» **Task details**
Type the entries again, word for word.

────────────────

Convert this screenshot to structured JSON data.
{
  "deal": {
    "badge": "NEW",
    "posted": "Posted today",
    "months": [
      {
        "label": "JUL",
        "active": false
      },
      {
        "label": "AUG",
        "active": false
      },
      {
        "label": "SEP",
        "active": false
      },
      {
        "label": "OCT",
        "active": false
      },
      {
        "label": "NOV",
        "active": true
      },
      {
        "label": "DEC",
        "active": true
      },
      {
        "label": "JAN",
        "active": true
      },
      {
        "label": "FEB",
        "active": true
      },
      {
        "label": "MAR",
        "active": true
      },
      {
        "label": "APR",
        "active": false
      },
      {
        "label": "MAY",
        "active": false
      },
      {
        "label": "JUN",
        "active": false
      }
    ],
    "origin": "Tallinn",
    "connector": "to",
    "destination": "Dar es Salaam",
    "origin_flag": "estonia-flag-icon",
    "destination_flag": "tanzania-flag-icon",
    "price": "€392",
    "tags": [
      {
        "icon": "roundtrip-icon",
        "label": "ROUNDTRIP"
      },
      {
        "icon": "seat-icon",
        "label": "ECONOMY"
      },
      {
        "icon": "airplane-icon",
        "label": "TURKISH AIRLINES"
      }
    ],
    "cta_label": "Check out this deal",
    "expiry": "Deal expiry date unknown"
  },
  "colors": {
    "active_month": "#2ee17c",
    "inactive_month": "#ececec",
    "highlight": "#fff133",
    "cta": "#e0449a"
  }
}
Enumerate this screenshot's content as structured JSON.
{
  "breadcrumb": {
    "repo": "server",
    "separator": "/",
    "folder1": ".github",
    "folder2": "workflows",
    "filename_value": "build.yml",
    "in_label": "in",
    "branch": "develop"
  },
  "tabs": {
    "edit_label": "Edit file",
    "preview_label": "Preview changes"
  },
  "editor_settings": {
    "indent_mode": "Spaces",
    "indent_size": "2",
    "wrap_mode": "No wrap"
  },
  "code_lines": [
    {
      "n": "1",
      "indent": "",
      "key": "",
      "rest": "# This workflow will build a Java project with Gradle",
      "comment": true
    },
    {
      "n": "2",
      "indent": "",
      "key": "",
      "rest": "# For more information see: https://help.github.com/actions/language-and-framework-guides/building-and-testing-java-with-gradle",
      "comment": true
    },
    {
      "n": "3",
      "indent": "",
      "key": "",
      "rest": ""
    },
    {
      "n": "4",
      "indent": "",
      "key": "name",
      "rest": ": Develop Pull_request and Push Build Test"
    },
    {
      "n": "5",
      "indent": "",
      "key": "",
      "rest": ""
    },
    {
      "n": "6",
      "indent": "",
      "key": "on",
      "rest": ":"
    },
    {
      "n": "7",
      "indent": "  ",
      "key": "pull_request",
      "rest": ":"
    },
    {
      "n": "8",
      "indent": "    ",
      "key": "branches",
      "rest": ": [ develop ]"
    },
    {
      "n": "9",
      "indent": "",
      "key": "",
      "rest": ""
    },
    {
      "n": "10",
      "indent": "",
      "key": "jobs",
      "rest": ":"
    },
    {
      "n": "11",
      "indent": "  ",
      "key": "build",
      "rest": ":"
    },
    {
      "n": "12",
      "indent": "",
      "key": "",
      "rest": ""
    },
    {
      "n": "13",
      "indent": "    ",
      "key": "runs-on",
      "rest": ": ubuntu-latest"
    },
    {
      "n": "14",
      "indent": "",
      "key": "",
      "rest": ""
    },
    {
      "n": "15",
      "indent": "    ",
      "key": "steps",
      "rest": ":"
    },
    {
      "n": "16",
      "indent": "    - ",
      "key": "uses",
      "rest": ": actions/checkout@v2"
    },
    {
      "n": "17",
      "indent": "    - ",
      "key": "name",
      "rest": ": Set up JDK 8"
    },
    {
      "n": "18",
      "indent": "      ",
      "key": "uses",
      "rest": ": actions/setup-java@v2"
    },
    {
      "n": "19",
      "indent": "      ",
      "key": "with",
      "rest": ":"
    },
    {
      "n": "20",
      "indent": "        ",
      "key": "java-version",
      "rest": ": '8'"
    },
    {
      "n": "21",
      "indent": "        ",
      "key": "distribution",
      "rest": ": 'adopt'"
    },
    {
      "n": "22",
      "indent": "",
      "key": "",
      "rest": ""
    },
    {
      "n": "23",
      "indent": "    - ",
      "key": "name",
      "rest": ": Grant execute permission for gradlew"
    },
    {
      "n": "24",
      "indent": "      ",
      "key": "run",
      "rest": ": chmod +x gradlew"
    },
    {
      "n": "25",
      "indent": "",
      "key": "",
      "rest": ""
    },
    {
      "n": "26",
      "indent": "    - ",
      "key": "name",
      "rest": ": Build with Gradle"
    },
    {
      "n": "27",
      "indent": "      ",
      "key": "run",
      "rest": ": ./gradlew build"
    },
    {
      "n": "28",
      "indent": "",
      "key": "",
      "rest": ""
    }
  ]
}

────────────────

» **Result**
Convert this screenshot to structured JSON data.
{
  "deal": {
    "badge": "NEW",
    "posted": "Posted today",
    "months": [
      {
        "label": "JUL",
        "active": false
      },
      {
        "label": "AUG",
        "active": false
      },
      {
        "label": "SEP",
        "active": false
      },
      {
        "label": "OCT",
        "active": false
      },
      {
        "label": "NOV",
        "active": true
      },
      {
        "label": "DEC",
        "active": true
      },
      {
        "label": "JAN",
        "active": true
      },
      {
        "label": "FEB",
        "active": true
      },
      {
        "label": "MAR",
        "active": true
      },
      {
        "label": "APR",
        "active": false
      },
      {
        "label": "MAY",
        "active": false
      },
      {
        "label": "JUN",
        "active": false
      }
    ],
    "origin": "Tallinn",
    "connector": "to",
    "destination": "Dar es Salaam",
    "origin_flag": "estonia-flag-icon",
    "destination_flag": "tanzania-flag-icon",
    "price": "€392",
    "tags": [
      {
        "icon": "roundtrip-icon",
        "label": "ROUNDTRIP"
      },
      {
        "icon": "seat-icon",
        "label": "ECONOMY"
      },
      {
        "icon": "airplane-icon",
        "label": "TURKISH AIRLINES"
      }
    ],
    "cta_label": "Check out this deal",
    "expiry": "Deal expiry date unknown"
  },
  "colors": {
    "active_month": "#2ee17c",
    "inactive_month": "#ececec",
    "highlight": "#fff133",
    "cta": "#e0449a"
  }
}
Enumerate this screenshot's content as structured JSON.
{
  "breadcrumb": {
    "repo": "server",
    "separator": "/",
    "folder1": ".github",
    "folder2": "workflows",
    "filename_value": "build.yml",
    "in_label": "in",
    "branch": "develop"
  },
  "tabs": {
    "edit_label": "Edit file",
    "preview_label": "Preview changes"
  },
  "editor_settings": {
    "indent_mode": "Spaces",
    "indent_size": "2",
    "wrap_mode": "No wrap"
  },
  "code_lines": [
    {
      "n": "1",
      "indent": "",
      "key": "",
      "rest": "# This workflow will build a Java project with Gradle",
      "comment": true
    },
    {
      "n": "2",
      "indent": "",
      "key": "",
      "rest": "# For more information see: https://help.github.com/actions/language-and-framework-guides/building-and-testing-java-with-gradle",
      "comment": true
    },
    {
      "n": "3",
      "indent": "",
      "key": "",
      "rest": ""
    },
    {
      "n": "4",
      "indent": "",
      "key": "name",
      "rest": ": Develop Pull_request and Push Build Test"
    },
    {
      "n": "5",
      "indent": "",
      "key": "",
      "rest": ""
    },
    {
      "n": "6",
      "indent": "",
      "key": "on",
      "rest": ":"
    },
    {
      "n": "7",
      "indent": "  ",
      "key": "pull_request",
      "rest": ":"
    },
    {
      "n": "8",
      "indent": "    ",
      "key": "branches",
      "rest": ": [ develop ]"
    },
    {
      "n": "9",
      "indent": "",
      "key": "",
      "rest": ""
    },
    {
      "n": "10",
      "indent": "",
      "key": "jobs",
      "rest": ":"
    },
    {
      "n": "11",
      "indent": "  ",
      "key": "build",
      "rest": ":"
    },
    {
      "n": "12",
      "indent": "",
      "key": "",
      "rest": ""
    },
    {
      "n": "13",
      "indent": "    ",
      "key": "runs-on",
      "rest": ": ubuntu-latest"
    },
    {
      "n": "14",
      "indent": "",
      "key": "",
      "rest": ""
    },
    {
      "n": "15",
      "indent": "    ",
      "key": "steps",
      "rest": ":"
    },
    {
      "n": "16",
      "indent": "    - ",
      "key": "uses",
      "rest": ": actions/checkout@v2"
    },
    {
      "n": "17",
      "indent": "    - ",
      "key": "name",
      "rest": ": Set up JDK 8"
    },
    {
      "n": "18",
      "indent": "      ",
      "key": "uses",
      "rest": ": actions/setup-java@v2"
    },
    {
      "n": "19",
      "indent": "      ",
      "key": "with",
      "rest": ":"
    },
    {
      "n": "20",
      "indent": "        ",
      "key": "java-version",
      "rest": ": '8'"
    },
    {
      "n": "21",
      "indent": "        ",
      "key": "distribution",
      "rest": ": 'adopt'"
    },
    {
      "n": "22",
      "indent": "",
      "key": "",
      "rest": ""
    },
    {
      "n": "23",
      "indent": "    - ",
      "key": "name",
      "rest": ": Grant execute permission for gradlew"
    },
    {
      "n": "24",
      "indent": "      ",
      "key": "run",
      "rest": ": chmod +x gradlew"
    },
    {
      "n": "25",
      "indent": "",
      "key": "",
      "rest": ""
    },
    {
      "n": "26",
      "indent": "    - ",
      "key": "name",
      "rest": ": Build with Gradle"
    },
    {
      "n": "27",
      "indent": "      ",
      "key": "run",
      "rest": ": ./gradlew build"
    },
    {
      "n": "28",
      "indent": "",
      "key": "",
      "rest": ""
    }
  ]
}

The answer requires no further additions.